webext_storage::Store::close landed in https://github.com/mozilla/application-services/pull/3042, let's upgrade our vendored a-s version to support that.
One thing I've been thinking about over the last couple of days is how to handle errors from
teardown. Rusqlite connections have a
Drop implementation that tries to automatically close the connection, and panic if that fails. On Desktop, this will cause a crash, since we compile with
panic = "abort".
Even if we don't crash, though, dropping the last reference to a Rust
StorageSyncArea XPCOM class without calling
teardown will drop its
LazyStore, which drops its
webext_storage::Store, which drops its
rusqlite::Connection, which drops its
InnerConnection...which closes the connection on the main thread.
While this isn't ideal, I think it's OK as a last resort—especially since mozStorage does something similar. Consumers should always call
teardown explicitly, and not rely on automatic cleanup by the last reference falling out of scope. As Mark points out in this comment, "the last reference falling out of scope" is a hazy concept, because XPCOM objects in JS are GCed—meaning XPConnect will release the object sometime later, not immediately.
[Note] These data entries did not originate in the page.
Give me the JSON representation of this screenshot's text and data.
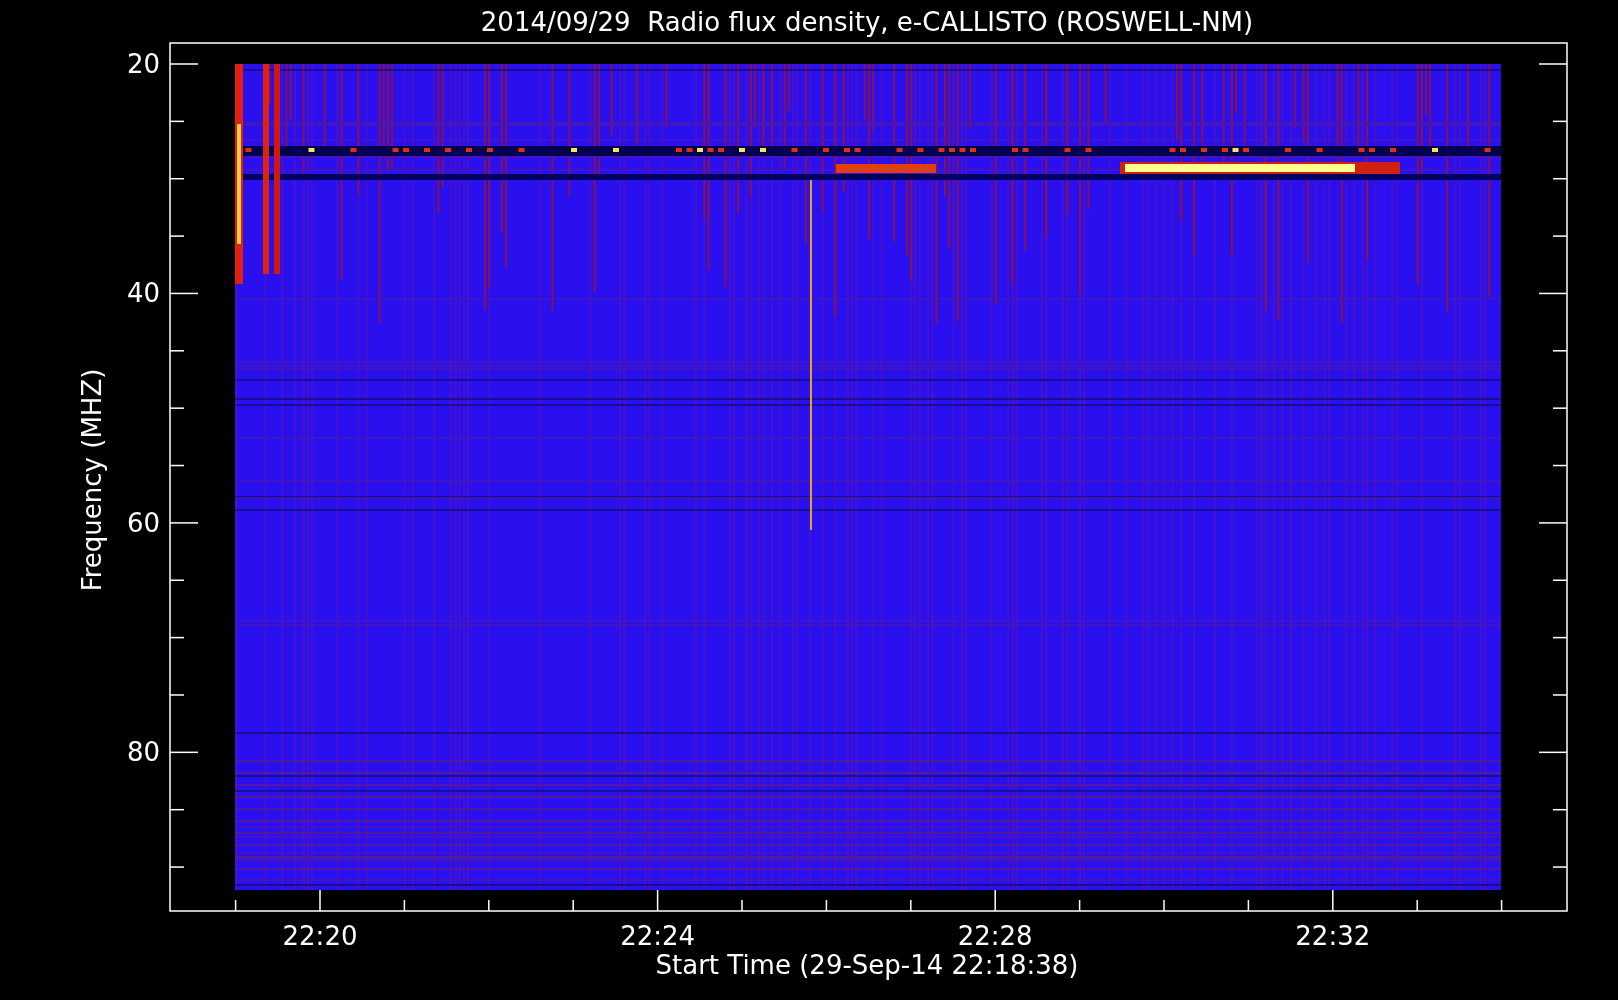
{
  "plot": {
    "title": "2014/09/29  Radio flux density, e-CALLISTO (ROSWELL-NM)",
    "y_axis": {
      "label": "Frequency (MHZ)",
      "ticks": [
        "20",
        "40",
        "60",
        "80"
      ]
    },
    "x_axis": {
      "label": "Start Time (29-Sep-14 22:18:38)",
      "ticks": [
        "22:20",
        "22:24",
        "22:28",
        "22:32"
      ]
    }
  }
}
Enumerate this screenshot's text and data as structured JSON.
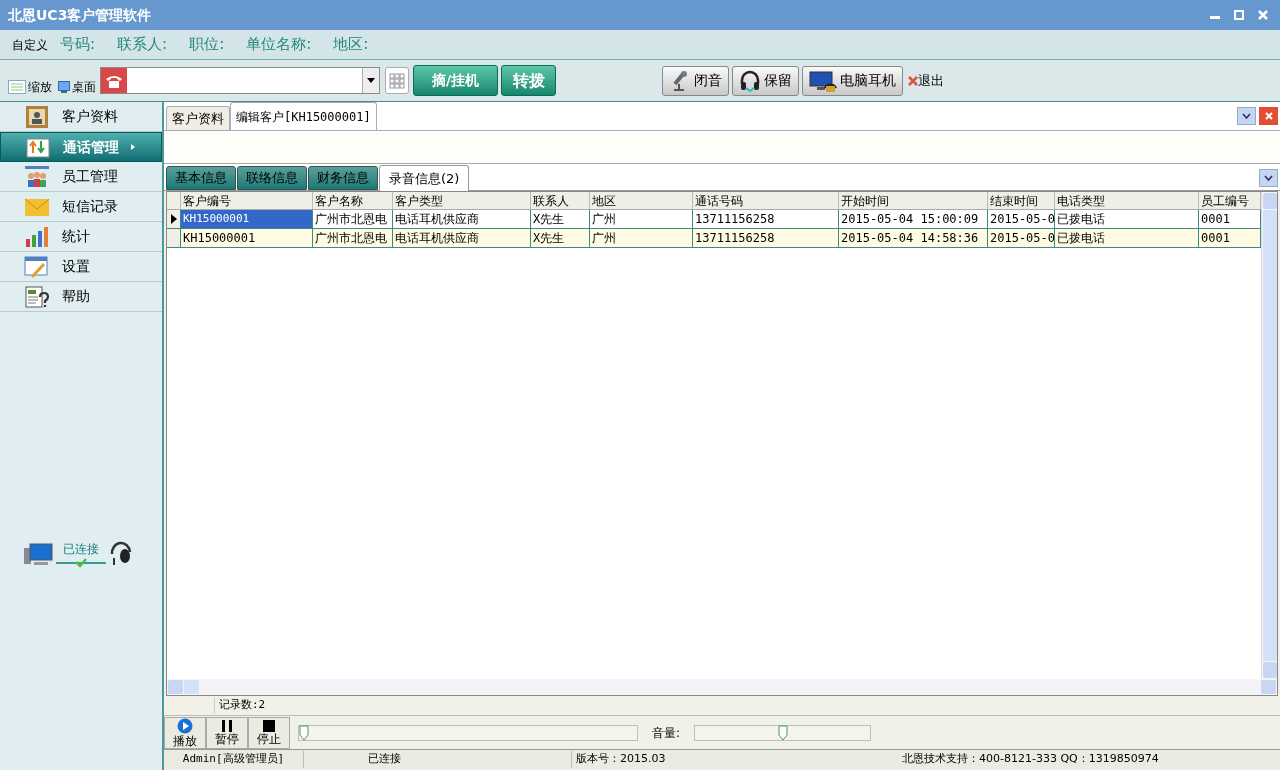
{
  "window": {
    "title": "北恩UC3客户管理软件"
  },
  "info_bar": {
    "custom_label": "自定义",
    "fields": [
      "号码:",
      "联系人:",
      "职位:",
      "单位名称:",
      "地区:"
    ]
  },
  "toolbar": {
    "zoom_label": "缩放",
    "desktop_label": "桌面",
    "dial_button": "摘/挂机",
    "transfer_button": "转拨",
    "buttons": [
      {
        "kind": "mic",
        "label": "闭音"
      },
      {
        "kind": "headphones",
        "label": "保留"
      },
      {
        "kind": "pc",
        "label": "电脑耳机"
      }
    ],
    "exit_label": "退出"
  },
  "sidebar": {
    "items": [
      {
        "kind": "contacts",
        "label": "客户资料",
        "selected": false
      },
      {
        "kind": "calls",
        "label": "通话管理",
        "selected": true
      },
      {
        "kind": "staff",
        "label": "员工管理",
        "selected": false
      },
      {
        "kind": "sms",
        "label": "短信记录",
        "selected": false
      },
      {
        "kind": "stats",
        "label": "统计",
        "selected": false
      },
      {
        "kind": "settings",
        "label": "设置",
        "selected": false
      },
      {
        "kind": "help",
        "label": "帮助",
        "selected": false
      }
    ],
    "connection": "已连接"
  },
  "doc_tabs": [
    {
      "label": "客户资料",
      "selected": false
    },
    {
      "label": "编辑客户[KH15000001]",
      "selected": true
    }
  ],
  "sub_tabs": [
    {
      "label": "基本信息",
      "selected": false
    },
    {
      "label": "联络信息",
      "selected": false
    },
    {
      "label": "财务信息",
      "selected": false
    },
    {
      "label": "录音信息(2)",
      "selected": true
    }
  ],
  "table": {
    "columns": [
      "客户编号",
      "客户名称",
      "客户类型",
      "联系人",
      "地区",
      "通话号码",
      "开始时间",
      "结束时间",
      "电话类型",
      "员工编号"
    ],
    "rows": [
      {
        "selected": true,
        "cells": [
          "KH15000001",
          "广州市北恩电",
          "电话耳机供应商",
          "X先生",
          "广州",
          "13711156258",
          "2015-05-04 15:00:09",
          "2015-05-0",
          "已拨电话",
          "0001"
        ]
      },
      {
        "selected": false,
        "cells": [
          "KH15000001",
          "广州市北恩电",
          "电话耳机供应商",
          "X先生",
          "广州",
          "13711156258",
          "2015-05-04 14:58:36",
          "2015-05-0",
          "已拨电话",
          "0001"
        ]
      }
    ]
  },
  "record_count": "记录数:2",
  "player": {
    "buttons": [
      {
        "kind": "play",
        "label": "播放"
      },
      {
        "kind": "pause",
        "label": "暂停"
      },
      {
        "kind": "stop",
        "label": "停止"
      }
    ],
    "progress": {
      "level": 0
    },
    "volume_label": "音量:",
    "volume": {
      "level": 0.5
    }
  },
  "status_bar": [
    "Admin[高级管理员]",
    "已连接",
    "版本号：2015.03",
    "北恩技术支持：400-8121-333 QQ：1319850974"
  ]
}
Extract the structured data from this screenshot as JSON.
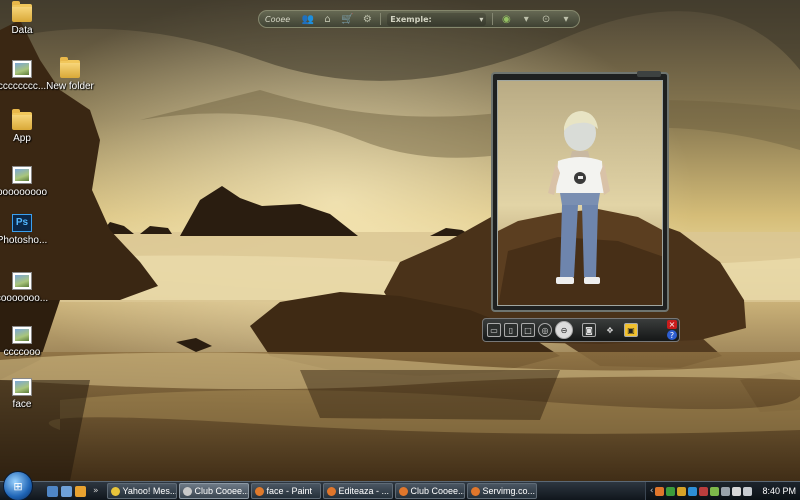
{
  "desktop": {
    "icons": [
      {
        "label": "Data",
        "type": "folder"
      },
      {
        "label": "cccccccc...",
        "type": "picture"
      },
      {
        "label": "New folder",
        "type": "folder"
      },
      {
        "label": "App",
        "type": "folder"
      },
      {
        "label": "ooooooooo",
        "type": "picture"
      },
      {
        "label": "Photosho...",
        "type": "photoshop"
      },
      {
        "label": "cooooooo...",
        "type": "picture"
      },
      {
        "label": "ccccooo",
        "type": "picture"
      },
      {
        "label": "face",
        "type": "picture"
      }
    ]
  },
  "toolbar": {
    "logo_text": "Cooee",
    "search_placeholder": "Exemple:",
    "icons": [
      "people-icon",
      "home-icon",
      "shop-icon",
      "gear-icon",
      "status-icon",
      "help-icon"
    ]
  },
  "avatar_widget": {
    "buttons": [
      "screen-icon",
      "screen-icon",
      "screen-icon",
      "globe-icon",
      "zoom-icon",
      "camera-icon",
      "arrows-icon",
      "gallery-icon"
    ],
    "close_label": "×",
    "help_label": "?"
  },
  "taskbar": {
    "start_label": "⊞",
    "tasks": [
      {
        "label": "Yahoo! Mes...",
        "color": "#e8c43a",
        "active": false
      },
      {
        "label": "Club Cooee...",
        "color": "#c9c9c9",
        "active": true
      },
      {
        "label": "face - Paint",
        "color": "#e07a2b",
        "active": false
      },
      {
        "label": "Editeaza - ...",
        "color": "#e0762b",
        "active": false
      },
      {
        "label": "Club Cooee...",
        "color": "#e0762b",
        "active": false
      },
      {
        "label": "Servimg.co...",
        "color": "#e0762b",
        "active": false
      }
    ],
    "clock": "8:40 PM"
  },
  "colors": {
    "sky": "#cdb36c",
    "sea": "#d7c28e",
    "rock": "#3f2a16"
  }
}
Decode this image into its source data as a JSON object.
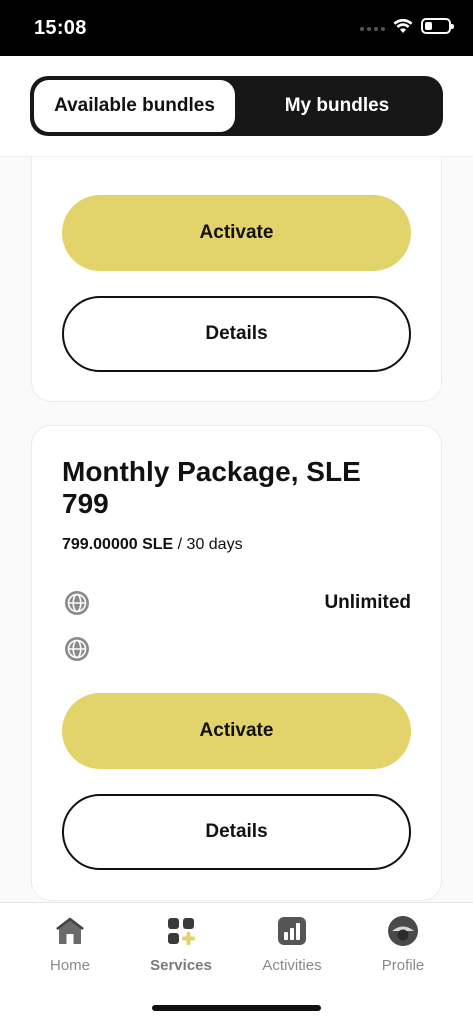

It's also an edge case within an edge case: 1) we'll only synchronously close the connection on the main thread if a) someone is misusing a
StorageSyncArea, which shouldn't happen given that we have our
StorageSyncService always holding one strong reference, and that's what Sync and
ExtensionStorageSync.jsm go through, or b) dispatching the
teardown runnable fails, which should only happen at shutdown, and causes a leak, anyway...and 2) we'll only crash if
close itself fails, which it shouldn't given that we serialize all operations on the task queue, and
rusqlite::Connection::close already cleans up cached statements before trying to close the connection.
That's a really, really wordy explanation for a dozen-line change, but the two issues there are subtle, and I wanted to capture them somewhere.